7.1% (2013 est.)

country comparison to the world: 85

Population below poverty line:

30%

note: data are based on private estimates (2010)

Household income or consumption by percentage share:

lowest 10%: 1.5%

highest 10%: 32.3% (2010 est.)

Distribution of family income - Gini index:

45.8 (2009)

country comparison to the world: 34

Budget:

revenues: $117.2 billion

expenditures: $130.5 billion (2014 est.)

Taxes and other revenues:

21.9% of GDP (2014 est.)

country comparison to the world: 147

Budget surplus (+) or deficit (-):

-2.5% of GDP (2014 est.)

country comparison to the world: 96

Public debt:

37.9% of GDP (2014 est.)

39.5% of GDP (2013 est.)

country comparison to the world: 101

Fiscal year:

calendar year

Inflation rate (consumer prices):

36.4% (2014 est.)

20.7% (2013 est.)

note: data are derived from private estimates

Central bank discount rate:

NA%

Commercial bank prime lending rate:

25.5% (31 December 2014 est.)

17.15% (31 December 2013 est.)

country comparison to the world: 7

Stock of narrow money:

$54.13 billion (31 December 2014 est.)

$62.53 billion (31 December 2013 est.)

country comparison to the world: 47

Stock of broad money:

$120.8 billion (31 December 2014 est.)

$139.7 billion (31 December 2013 est.)

country comparison to the world: 50

Stock of domestic credit:

$156 billion (31 December 2014 est.)

$168.1 billion (31 December 2013 est.)

country comparison to the world: 47

Market value of publicly traded shares:

$34.24 billion (31 December 2012 est.)

$43.58 billion (31 December 2011)

$63.91 billion (31 December 2010 est.)

country comparison to the world: 58

Current account balance:

-$4.57 billion (2014 est.)

-$4.635 billion (2013 est.)

country comparison to the world: 167

Exports:

$76.47 billion (2014 est.)

$81.53 billion (2013 est.)

country comparison to the world: 49

Exports - commodities:

soybeans and derivatives, petroleum and gas, vehicles, corn, wheat

Exports - partners:

Brazil 21%, China 7.1%, US 5.5%, Chile 4.6% (2013)

Imports:

$65.9 billion (2014 est.)

$70.54 billion (2013 est.)

country comparison to the world: 46

Imports - commodities:

machinery, motor vehicles, petroleum and natural gas, organic chemicals, plastics

Imports - partners:

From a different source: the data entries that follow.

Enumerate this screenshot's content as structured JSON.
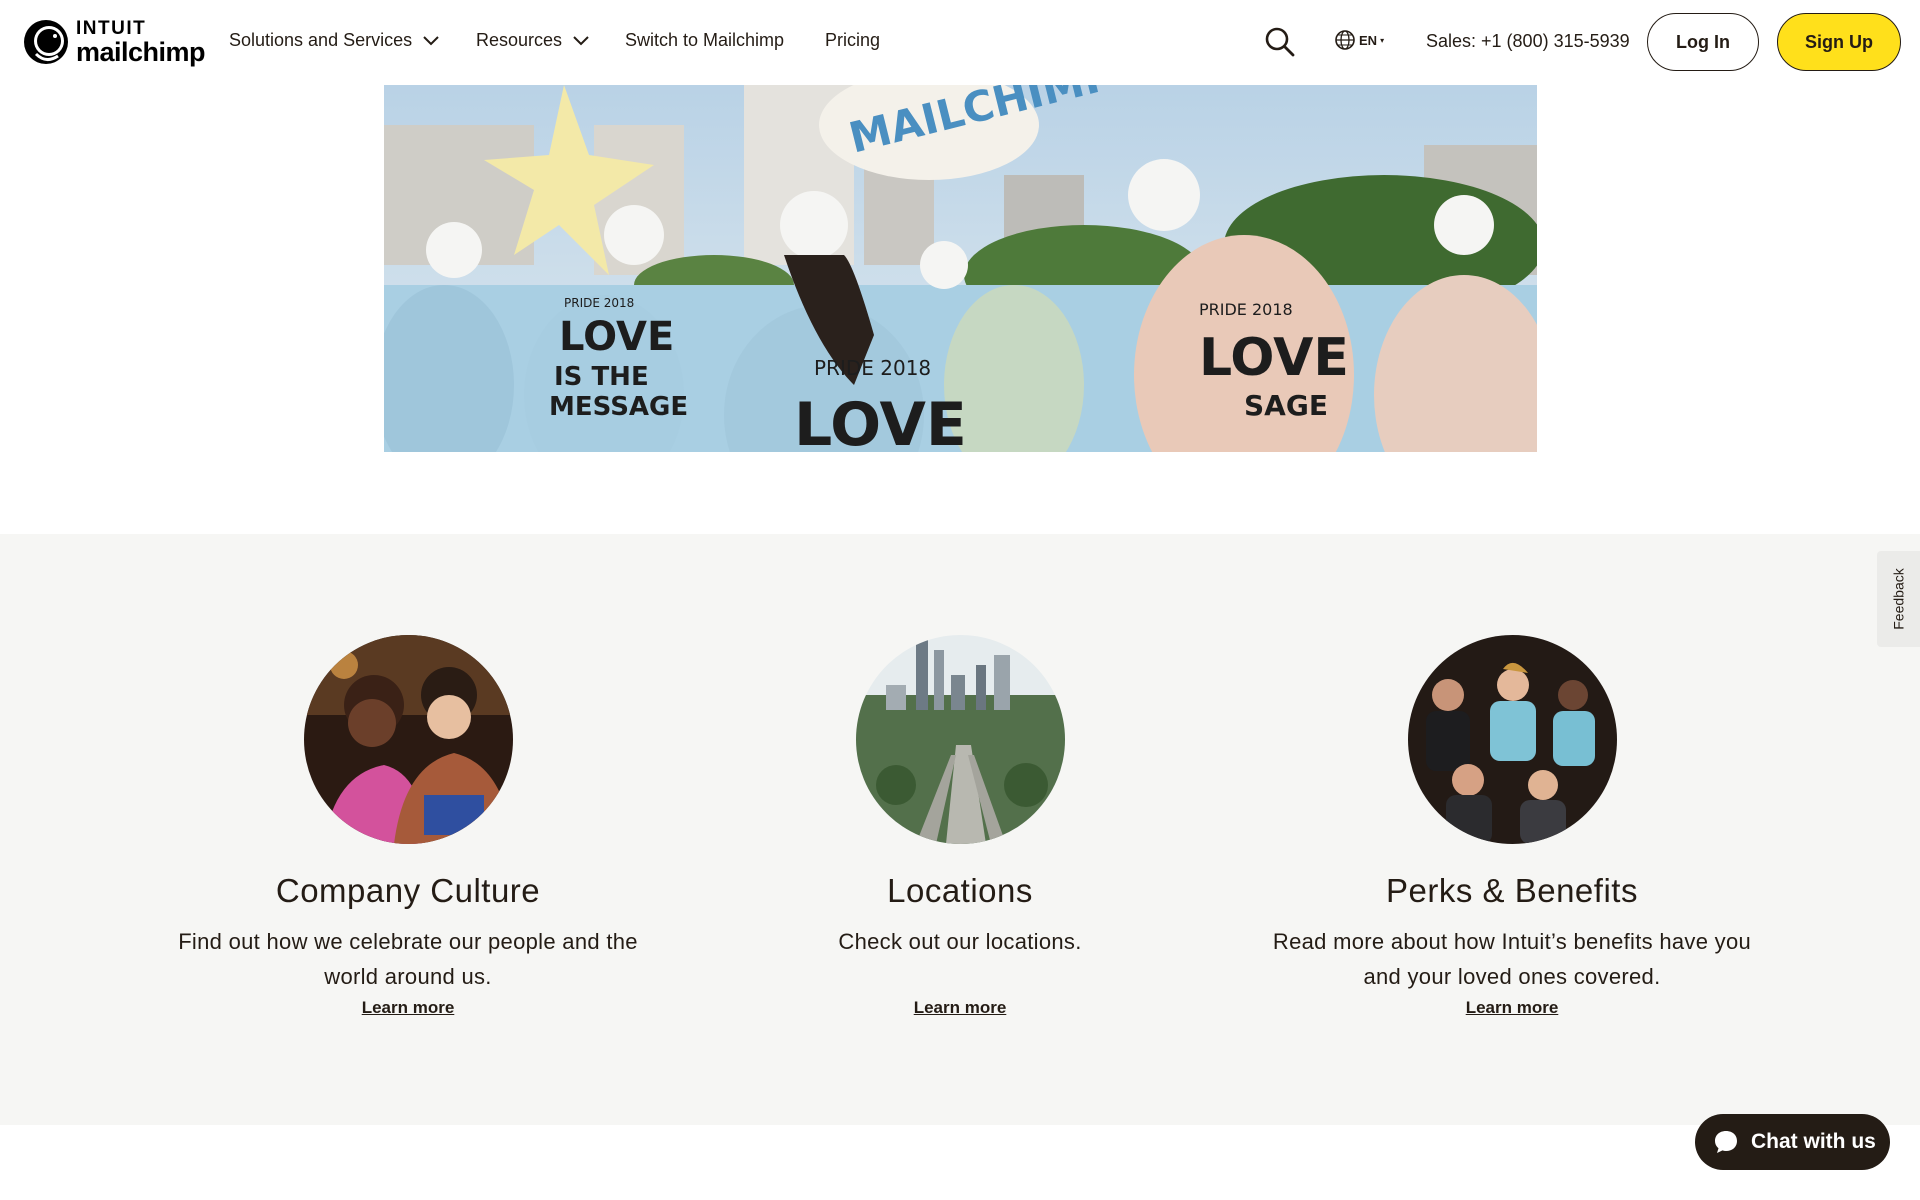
{
  "header": {
    "logo_line1": "INTUIT",
    "logo_line2": "mailchimp",
    "nav": [
      {
        "label": "Solutions and Services",
        "has_dropdown": true
      },
      {
        "label": "Resources",
        "has_dropdown": true
      },
      {
        "label": "Switch to Mailchimp",
        "has_dropdown": false
      },
      {
        "label": "Pricing",
        "has_dropdown": false
      }
    ],
    "search_icon": "search-icon",
    "language": "EN",
    "sales": "Sales: +1 (800) 315-5939",
    "login_label": "Log In",
    "signup_label": "Sign Up"
  },
  "hero": {
    "image": "pride-parade-photo",
    "shirt_text": [
      "PRIDE 2018",
      "LOVE",
      "IS THE",
      "MESSAGE"
    ],
    "balloon_text": "MAILCHIMP"
  },
  "cards": [
    {
      "image": "company-culture-photo",
      "title": "Company Culture",
      "description": "Find out how we celebrate our people and the world around us.",
      "link": "Learn more"
    },
    {
      "image": "locations-city-photo",
      "title": "Locations",
      "description": "Check out our locations.",
      "link": "Learn more"
    },
    {
      "image": "perks-benefits-photo",
      "title": "Perks & Benefits",
      "description": "Read more about how Intuit’s benefits have you and your loved ones covered.",
      "link": "Learn more"
    }
  ],
  "feedback_label": "Feedback",
  "chat_label": "Chat with us",
  "colors": {
    "accent_yellow": "#ffe01b",
    "text_dark": "#241c15",
    "section_gray": "#f6f6f4",
    "shirt_blue": "#a9cfe3"
  }
}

Brazil 27.8%, US 14.5%, China 12.4%, Germany 4.6% (2013)

Reserves of foreign exchange and gold:

$26.6 billion (31 December 2014 est.)

$30.53 billion (31 December 2013 est.)

country comparison to the world: 54

Debt - external:

$115.7 billion (31 December 2014 est.)

$118.7 billion (31 December 2013 est.)

country comparison to the world: 45

Stock of direct foreign investment - at home:

$116.7 billion (31 December 2014 est.)

$109.9 billion (31 December 2013 est.)

country comparison to the world: 40

Stock of direct foreign investment - abroad:

$35.98 billion (31 December 2014 est.)

$34.33 billion (31 December 2013 est.)

country comparison to the world: 43

Exchange rates:

Argentine pesos (ARS) per US dollar -

8.22 (2014 est.)

5.46 (2013 est.)

4.54 (2012 est.)

4.11 (2011 est.)

3.9 (2010 est.)